* **EXERCISE DIRECTIONS**
Set down the entries exactly as they appear, apart from the images, which stay out.

[Component data from apps and pages]
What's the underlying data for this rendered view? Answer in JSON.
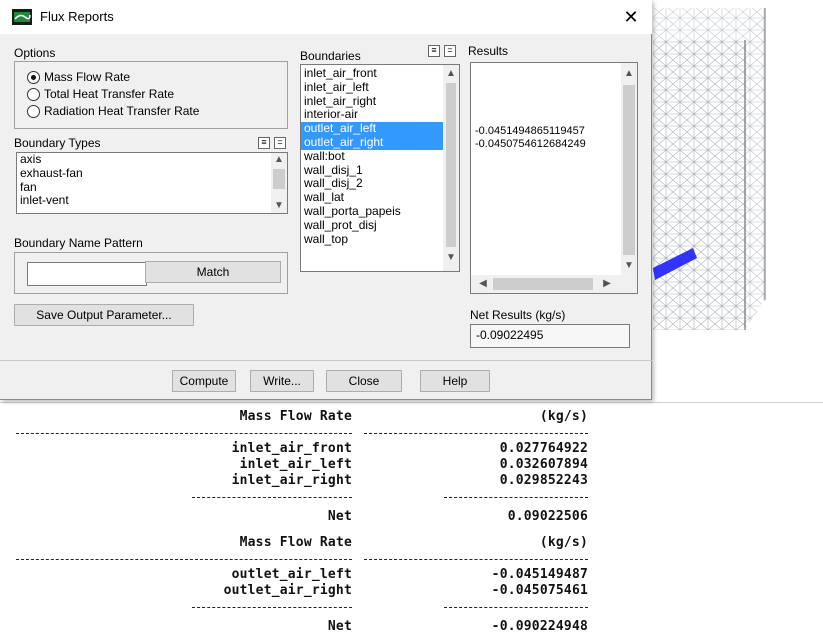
{
  "dialog": {
    "title": "Flux Reports",
    "options": {
      "label": "Options",
      "radios": [
        {
          "label": "Mass Flow Rate",
          "selected": true
        },
        {
          "label": "Total Heat Transfer Rate",
          "selected": false
        },
        {
          "label": "Radiation Heat Transfer Rate",
          "selected": false
        }
      ]
    },
    "boundary_types": {
      "label": "Boundary Types",
      "items": [
        "axis",
        "exhaust-fan",
        "fan",
        "inlet-vent"
      ]
    },
    "boundary_name_pattern": {
      "label": "Boundary Name Pattern",
      "value": "",
      "match_label": "Match"
    },
    "save_output_label": "Save Output Parameter...",
    "boundaries": {
      "label": "Boundaries",
      "items": [
        {
          "label": "inlet_air_front",
          "selected": false
        },
        {
          "label": "inlet_air_left",
          "selected": false
        },
        {
          "label": "inlet_air_right",
          "selected": false
        },
        {
          "label": "interior-air",
          "selected": false
        },
        {
          "label": "outlet_air_left",
          "selected": true
        },
        {
          "label": "outlet_air_right",
          "selected": true
        },
        {
          "label": "wall:bot",
          "selected": false
        },
        {
          "label": "wall_disj_1",
          "selected": false
        },
        {
          "label": "wall_disj_2",
          "selected": false
        },
        {
          "label": "wall_lat",
          "selected": false
        },
        {
          "label": "wall_porta_papeis",
          "selected": false
        },
        {
          "label": "wall_prot_disj",
          "selected": false
        },
        {
          "label": "wall_top",
          "selected": false
        }
      ]
    },
    "results": {
      "label": "Results",
      "lines": [
        "-0.0451494865119457",
        "-0.0450754612684249"
      ],
      "net_label": "Net Results (kg/s)",
      "net_value": "-0.09022495"
    },
    "buttons": {
      "compute": "Compute",
      "write": "Write...",
      "close": "Close",
      "help": "Help"
    }
  },
  "console": {
    "blocks": [
      {
        "header_name": "Mass Flow Rate",
        "header_unit": "(kg/s)",
        "rows": [
          {
            "name": "inlet_air_front",
            "value": "0.027764922"
          },
          {
            "name": "inlet_air_left",
            "value": "0.032607894"
          },
          {
            "name": "inlet_air_right",
            "value": "0.029852243"
          }
        ],
        "net_label": "Net",
        "net_value": "0.09022506"
      },
      {
        "header_name": "Mass Flow Rate",
        "header_unit": "(kg/s)",
        "rows": [
          {
            "name": "outlet_air_left",
            "value": "-0.045149487"
          },
          {
            "name": "outlet_air_right",
            "value": "-0.045075461"
          }
        ],
        "net_label": "Net",
        "net_value": "-0.090224948"
      }
    ]
  },
  "colors": {
    "selection": "#3399ff",
    "mesh_line": "#9aa3ad",
    "mesh_highlight": "#3333ff"
  }
}
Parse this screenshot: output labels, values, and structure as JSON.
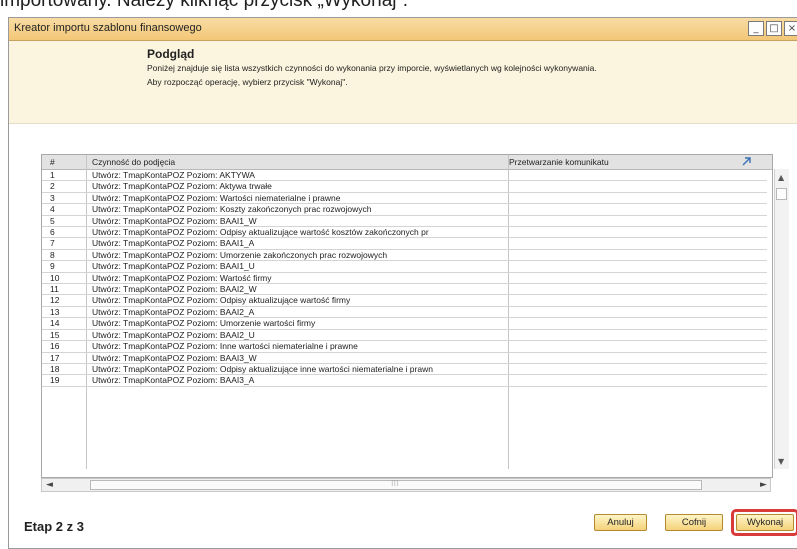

* **WRITTEN ANSWER**
What's the underlying data for this rendered view? Answer in JSON.
{
  "dialog": {
    "title": "Flux Reports",
    "options": {
      "label": "Options",
      "radios": [
        {
          "label": "Mass Flow Rate",
          "selected": true
        },
        {
          "label": "Total Heat Transfer Rate",
          "selected": false
        },
        {
          "label": "Radiation Heat Transfer Rate",
          "selected": false
        }
      ]
    },
    "boundary_types": {
      "label": "Boundary Types",
      "items": [
        "axis",
        "exhaust-fan",
        "fan",
        "inlet-vent"
      ]
    },
    "boundary_name_pattern": {
      "label": "Boundary Name Pattern",
      "value": "",
      "match_label": "Match"
    },
    "save_output_label": "Save Output Parameter...",
    "boundaries": {
      "label": "Boundaries",
      "items": [
        {
          "label": "inlet_air_front",
          "selected": false
        },
        {
          "label": "inlet_air_left",
          "selected": false
        },
        {
          "label": "inlet_air_right",
          "selected": false
        },
        {
          "label": "interior-air",
          "selected": false
        },
        {
          "label": "outlet_air_left",
          "selected": true
        },
        {
          "label": "outlet_air_right",
          "selected": true
        },
        {
          "label": "wall:bot",
          "selected": false
        },
        {
          "label": "wall_disj_1",
          "selected": false
        },
        {
          "label": "wall_disj_2",
          "selected": false
        },
        {
          "label": "wall_lat",
          "selected": false
        },
        {
          "label": "wall_porta_papeis",
          "selected": false
        },
        {
          "label": "wall_prot_disj",
          "selected": false
        },
        {
          "label": "wall_top",
          "selected": false
        }
      ]
    },
    "results": {
      "label": "Results",
      "lines": [
        "-0.0451494865119457",
        "-0.0450754612684249"
      ],
      "net_label": "Net Results (kg/s)",
      "net_value": "-0.09022495"
    },
    "buttons": {
      "compute": "Compute",
      "write": "Write...",
      "close": "Close",
      "help": "Help"
    }
  },
  "console": {
    "blocks": [
      {
        "header_name": "Mass Flow Rate",
        "header_unit": "(kg/s)",
        "rows": [
          {
            "name": "inlet_air_front",
            "value": "0.027764922"
          },
          {
            "name": "inlet_air_left",
            "value": "0.032607894"
          },
          {
            "name": "inlet_air_right",
            "value": "0.029852243"
          }
        ],
        "net_label": "Net",
        "net_value": "0.09022506"
      },
      {
        "header_name": "Mass Flow Rate",
        "header_unit": "(kg/s)",
        "rows": [
          {
            "name": "outlet_air_left",
            "value": "-0.045149487"
          },
          {
            "name": "outlet_air_right",
            "value": "-0.045075461"
          }
        ],
        "net_label": "Net",
        "net_value": "-0.090224948"
      }
    ]
  },
  "colors": {
    "selection": "#3399ff",
    "mesh_line": "#9aa3ad",
    "mesh_highlight": "#3333ff"
  }
}
Parse this screenshot: output labels, values, and structure as JSON.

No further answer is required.